By Howard Goldstein, Sandler Home Office
When asked, “How’s business?” most salespeople respond with “Great!” “Terrific!” “OK, I guess,” “Not so good,” or “Good, all things considered.” Most of these replies translate to, “I don’t know.”
Selling is a numbers game. Before you can answer the above question, you must first know your numbers. Then you can come back with: “I’m doing just fine. This week I made 22 calls, spoke to nine decision makers, booked four appointments and made two sales, resulting in a $1,700 commission.”
As salespeople, most of us neglect one of our most important sales activities: keeping track of our personal statistics. And, by not doing so, we all do ourselves a big disservice. For only by tracking your numbers can you monitor your selling behaviors. Then, you won’t need a sales manager to tell you how you’re doing. Furthermore, you’ll know how to predict your own success.
As a sales professional, you know how important it is to sell every day. You also know prospecting is the vehicle which enables you to be selling every day and thus is the key to your success. But, what is prospecting and how does it fit in your numbers game? Prospecting is calling on people who may or may not need your product or service. In this broad category of suspects, some people won’t talk to you. Of those who will, some won’t need your product or service. Of those who do, only some will take the time to discuss their needs with you. Of this smaller group, some will drop out as you move them through the qualifying process. Some will not have the money or be willing to invest it with you. Others won’t be able to make a decision. Those who remain, however, are your real prospects.
Keeping track of your numbers will allow you to monitor your behavior and identify those areas where you need work. The process starts when you pick up the phone or walk into someone’s office to make a prospecting call. We will call this activity attempts. Each time you actually talk to someone will count as a contact; voice mail, no answer, and locked doors don’t count.
More times than not, the person with whom you speak will be a receptionist, secretary or other gate-keeper who will try to keep you from speaking to the decision maker—your real target. Each time you get past the gate-keeper and speak to a decision maker will count as a conversation. Some of those conversations will result in appointments. To differentiate between appointments booked and appointments kept – someone always cancels or reschedules – we will label the latter face-to-face opportunities. Of these opportunities, some will result in sales. For most people, the sale doesn’t take place on the first call, so you may want to keep track of the number of visits required to close the sale.
The resulting numbers from one day of prospecting might look like this: 30 attempts – you dialed the phone and/or walked in 30 times; 23 contacts – you spoke to 23 people; 15 conversations – you spoke with 15 decision makers; 5 appointments – you got an appointment with five decision makers; 4 face-to-faces – of your five decision makers, four kept their appointment; 2 sales – two of the decision makers bought. At $600 average commission per sales, you earned total revenue of $1,200 from your day’s prospecting activities, or $40 per attempt, even though you didn’t get through each time.
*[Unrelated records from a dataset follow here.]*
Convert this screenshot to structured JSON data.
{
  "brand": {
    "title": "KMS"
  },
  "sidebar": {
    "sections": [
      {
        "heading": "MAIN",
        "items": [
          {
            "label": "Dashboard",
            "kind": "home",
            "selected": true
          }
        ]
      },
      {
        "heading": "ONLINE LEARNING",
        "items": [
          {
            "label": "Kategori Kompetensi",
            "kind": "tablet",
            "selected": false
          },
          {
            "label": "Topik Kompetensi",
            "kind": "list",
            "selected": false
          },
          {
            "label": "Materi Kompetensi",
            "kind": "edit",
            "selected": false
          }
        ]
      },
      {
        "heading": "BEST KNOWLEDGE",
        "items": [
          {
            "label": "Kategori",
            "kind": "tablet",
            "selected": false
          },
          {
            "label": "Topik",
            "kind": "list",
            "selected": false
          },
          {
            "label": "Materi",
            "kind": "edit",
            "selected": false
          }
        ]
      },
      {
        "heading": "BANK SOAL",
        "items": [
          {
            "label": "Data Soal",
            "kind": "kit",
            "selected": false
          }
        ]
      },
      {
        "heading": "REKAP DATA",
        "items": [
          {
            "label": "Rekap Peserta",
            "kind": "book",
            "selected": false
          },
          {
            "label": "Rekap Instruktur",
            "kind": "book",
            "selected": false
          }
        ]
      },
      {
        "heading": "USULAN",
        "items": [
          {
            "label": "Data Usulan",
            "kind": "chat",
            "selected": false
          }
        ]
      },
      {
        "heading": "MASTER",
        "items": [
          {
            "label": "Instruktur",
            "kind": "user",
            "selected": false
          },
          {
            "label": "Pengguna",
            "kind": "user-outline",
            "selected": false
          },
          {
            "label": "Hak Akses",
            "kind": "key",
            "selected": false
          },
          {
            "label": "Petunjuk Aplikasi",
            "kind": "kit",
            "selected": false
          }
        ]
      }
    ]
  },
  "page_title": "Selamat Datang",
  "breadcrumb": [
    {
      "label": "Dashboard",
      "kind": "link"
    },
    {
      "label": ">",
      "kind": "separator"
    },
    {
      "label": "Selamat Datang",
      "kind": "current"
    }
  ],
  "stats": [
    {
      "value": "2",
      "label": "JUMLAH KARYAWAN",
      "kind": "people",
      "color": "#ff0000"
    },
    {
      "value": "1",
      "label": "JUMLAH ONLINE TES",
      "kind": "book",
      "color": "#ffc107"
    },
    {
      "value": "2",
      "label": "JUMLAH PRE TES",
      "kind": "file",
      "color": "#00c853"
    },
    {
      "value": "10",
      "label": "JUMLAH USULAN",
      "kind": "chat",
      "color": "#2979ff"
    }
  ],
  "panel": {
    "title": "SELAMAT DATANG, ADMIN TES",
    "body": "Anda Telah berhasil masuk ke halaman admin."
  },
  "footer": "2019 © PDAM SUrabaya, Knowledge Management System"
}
Let’s look at your numbers in reverse. In order to make two sales, you had to get face-to-face with four people. To do so, you had to schedule five appointments from the group of 15 with whom you had conversations. In order to talk to these 15 people, you had to dial the phone and/or walk into an office 30 times. You had to deal with no answers, hang-ups, answering machines and rude secretaries. However, as part of this process, every attempt, every call, every hang-up, every turn-down, every “I’m not interested,” every “Look, I’m busy, call me some other time,” every “Leave your number, I’ll call you back,” is worth money to you!
Once you understand the numbers – your formula for success – you can use them to your advantage. Let’s suppose you want to increase your income by $3,000 over the next quarter. With an average commission of $600 per sale, you need five additional sales. The numbers indicate you need to schedule 13 additional appointments during the next 13 weeks. The numbers also indicate you need to make 75 additional attempts. If you prospect each week, then you need to make six additional attempts during each of the 13 weeks. Only six additional attempts – certainly a manageable task.
By monitoring your “numbers” on an ongoing basis, you will know how you are doing. Additionally, you can identify which of your selling activities need improvement and be able to accurately predict the impact of that improvement.
Reprinted from The President’s Club Report, ©1995 Sandler Systems, Inc. All rights reserved.